The struggle with identity can seem very real in high school. The social groups, the pressure from parents and teachers, a lot of weight is put into “being yourself” at a time when you really can’t know who you are. So John Hughes classic starts with our 5 characters entering the library for detention dressed like their roles. The principal gives them one goal for the saturday: write an essay on who you think you are.
The course of the story is about giving us two seperate narratives-the emotional release of expressing how much pain these groups they joined cause them and this enlightening narrative about whether they can actually break out of these roles. In the end they answer the question with a question with another question stating they know they’ll be seen as the most “convenient” version of themselves, a brain or jock or whatever, but that they’re all of them all of these things.
The middle of the episode is basically everyone getting to try on another’s role for a bit, they all run from the principal like criminals, they smoke pot and party like cool kids, the brain admits he’s as much a basket case as anyone. The movie ends with a cool song and a sense that even if the world is mixed-up and we’re mixed up we got to be ourselves and isn’t that cool. Teens are so cool.
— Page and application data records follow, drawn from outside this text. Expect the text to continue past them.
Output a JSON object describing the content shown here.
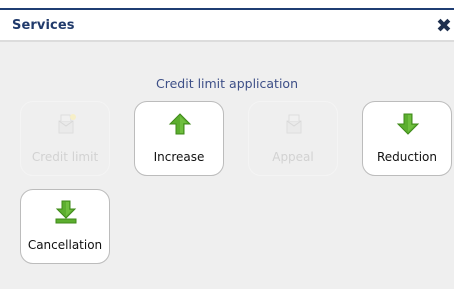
{
  "dialog": {
    "title": "Services",
    "close_glyph": "✖"
  },
  "section": {
    "heading": "Credit limit application"
  },
  "tiles": [
    {
      "label": "Credit limit",
      "icon": "document-star-icon",
      "enabled": false
    },
    {
      "label": "Increase",
      "icon": "arrow-up-icon",
      "enabled": true
    },
    {
      "label": "Appeal",
      "icon": "document-icon",
      "enabled": false
    },
    {
      "label": "Reduction",
      "icon": "arrow-down-icon",
      "enabled": true
    },
    {
      "label": "Cancellation",
      "icon": "arrow-down-bar-icon",
      "enabled": true
    }
  ],
  "colors": {
    "title": "#203a6b",
    "heading": "#3d4f87",
    "arrow_green": "#5cae2f",
    "disabled_text": "#d2d2d2"
  }
}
The difference between comedy and tragedy might be how long the camera stays on the characters. The pressures the kids in Breakfast Club have are still on them the next monday when school kicks back in. The ones who are trying to go to college are still dealing with that, the ones who have problems with their parents are still going to have problems with their parents.
The problem is what Sartre might call the look. You look at me and say “that’s a cool jock” and so I become more of a jock. He believed we objectified people and that these people, when seeing how much power they had as objects, would do what they could to get that look from other people. The Breakfast Club deals with the problem of young people dealing with this problem. The problem isn’t in a role so much as giving up on your own subjective experience.
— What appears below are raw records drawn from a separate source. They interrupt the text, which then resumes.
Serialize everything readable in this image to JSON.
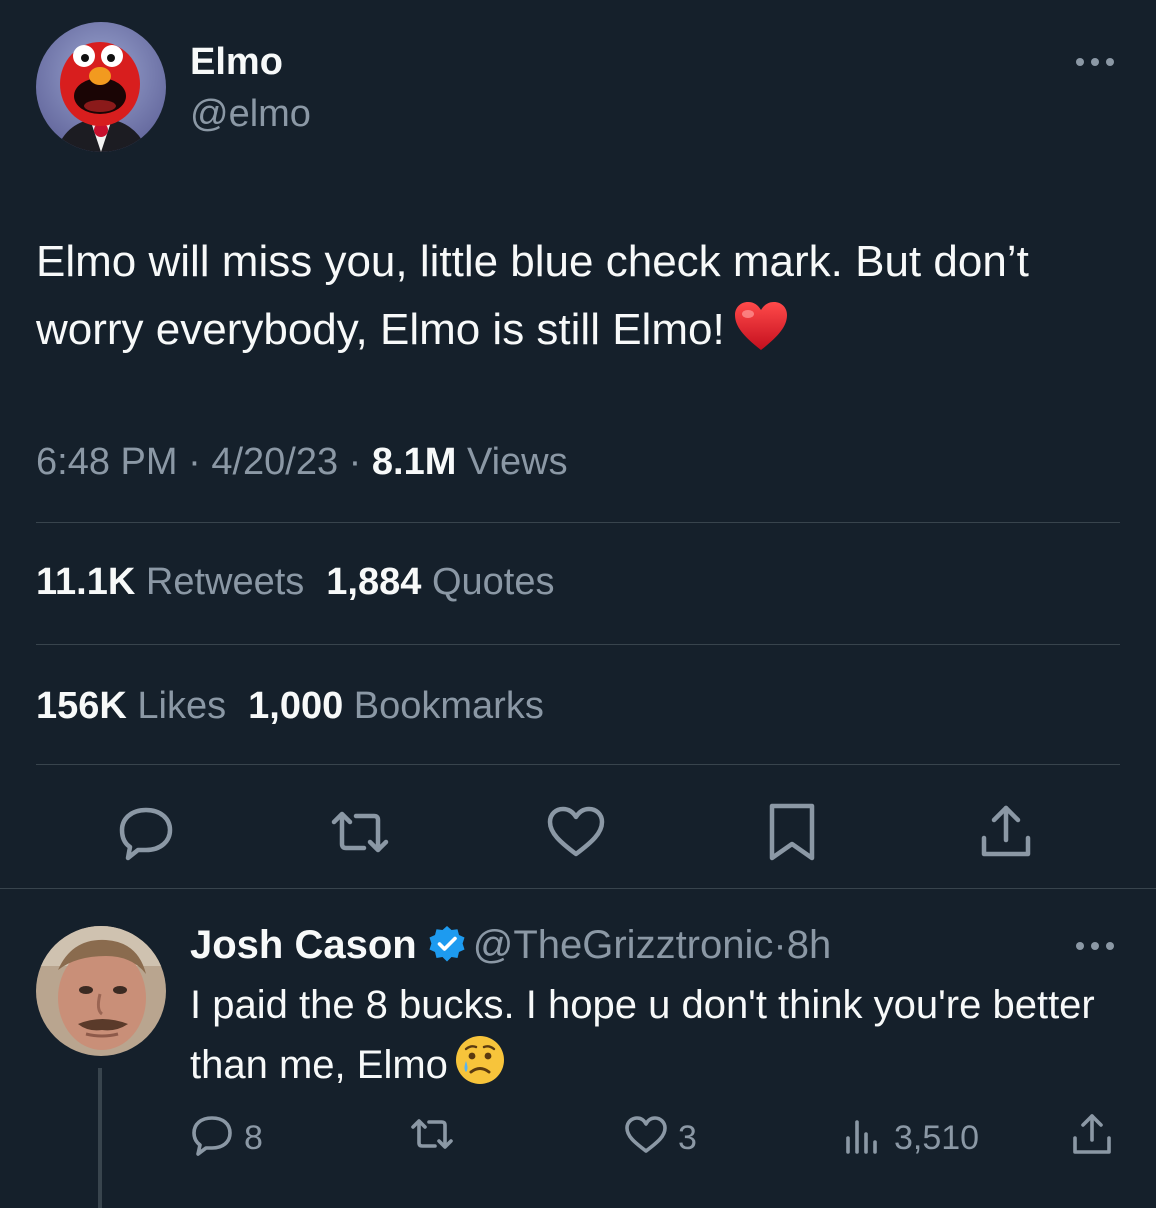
{
  "tweet": {
    "author": {
      "name": "Elmo",
      "handle": "@elmo",
      "avatar": "elmo-avatar"
    },
    "text": "Elmo will miss you, little blue check mark. But don’t worry everybody, Elmo is still Elmo!",
    "emoji": "❤️",
    "meta": {
      "time": "6:48 PM",
      "sep1": " · ",
      "date": "4/20/23",
      "sep2": " · ",
      "views_count": "8.1M",
      "views_label": "Views"
    },
    "stats": {
      "retweets_count": "11.1K",
      "retweets_label": "Retweets",
      "quotes_count": "1,884",
      "quotes_label": "Quotes",
      "likes_count": "156K",
      "likes_label": "Likes",
      "bookmarks_count": "1,000",
      "bookmarks_label": "Bookmarks"
    },
    "actions": [
      "reply-icon",
      "retweet-icon",
      "like-icon",
      "bookmark-icon",
      "share-icon"
    ]
  },
  "reply": {
    "author": {
      "name": "Josh Cason",
      "handle": "@TheGrizztronic",
      "sep": "·",
      "time": "8h",
      "verified": true
    },
    "text": "I paid the 8 bucks. I hope u don't think you're better than me, Elmo",
    "emoji": "😥",
    "counts": {
      "replies": "8",
      "likes": "3",
      "views": "3,510"
    }
  },
  "colors": {
    "background": "#15202b",
    "primary_text": "#f7f9f9",
    "secondary_text": "#8b98a5",
    "divider": "#38444d",
    "verified_blue": "#1d9bf0"
  }
}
In the Breakfast Club they admit this, in their final reply, that they accept that they have experiences that don’t match with their type, but we don’t really expect their lives to drastically change. What makes the movie so loved is that it ends before the reality sets in that they haven’t escaped at all. The social changes they experienced were just from being in this new group and falling for a new look.
They might go back to normal when school starts again but throughout the course of a person’s life they have this moment many times over, the moment where you can try to be something new to someone else. Though I might say the kids are doomed the film gives us the blueprint to escaping to an experience that more closely matches our subjective ones.
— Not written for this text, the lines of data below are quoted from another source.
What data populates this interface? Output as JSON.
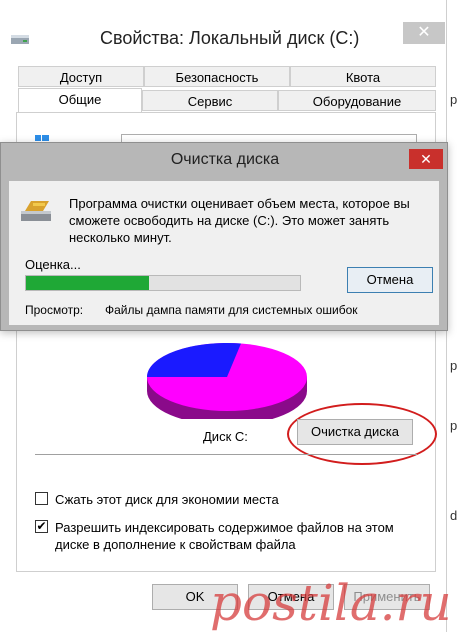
{
  "properties_window": {
    "title": "Свойства: Локальный диск (C:)",
    "close_glyph": "✕",
    "tabs_row1": [
      "Доступ",
      "Безопасность",
      "Квота"
    ],
    "tabs_row2": [
      "Общие",
      "Сервис",
      "Оборудование"
    ],
    "drive_label": "Диск C:",
    "disk_cleanup_button": "Очистка диска",
    "checkbox_compress": {
      "label": "Сжать этот диск для экономии места",
      "checked": false
    },
    "checkbox_index": {
      "label": "Разрешить индексировать содержимое файлов на этом диске в дополнение к свойствам файла",
      "checked": true
    },
    "buttons": {
      "ok": "OK",
      "cancel": "Отмена",
      "apply": "Применить"
    },
    "pie": {
      "used_color": "#ff00ff",
      "free_color": "#1a1aff",
      "side_color": "#8a0a8a"
    }
  },
  "cleanup_dialog": {
    "title": "Очистка диска",
    "close_glyph": "✕",
    "message": "Программа очистки оценивает объем места, которое вы сможете освободить на диске  (C:). Это может занять несколько минут.",
    "status": "Оценка...",
    "progress_percent": 45,
    "cancel_button": "Отмена",
    "viewing_label": "Просмотр:",
    "viewing_value": "Файлы дампа памяти для системных ошибок"
  },
  "edge_fragments": [
    "р",
    "р",
    "р",
    "d"
  ],
  "watermark": "postila.ru"
}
If anything the Breakfast Club shows us a high school experience where teenagers deel with tremendous pressure and find little actual solace from the weight on their shoulders. Everybody is just stuck there like they have no choice in the matter. The only real release from this is the idea that we can eventually escape this particular prison for one of our own making. Or that we could truly break free from these feelings and attempt to live life on our own terms not apologizing for our own choices like an exitential Steve McQueen.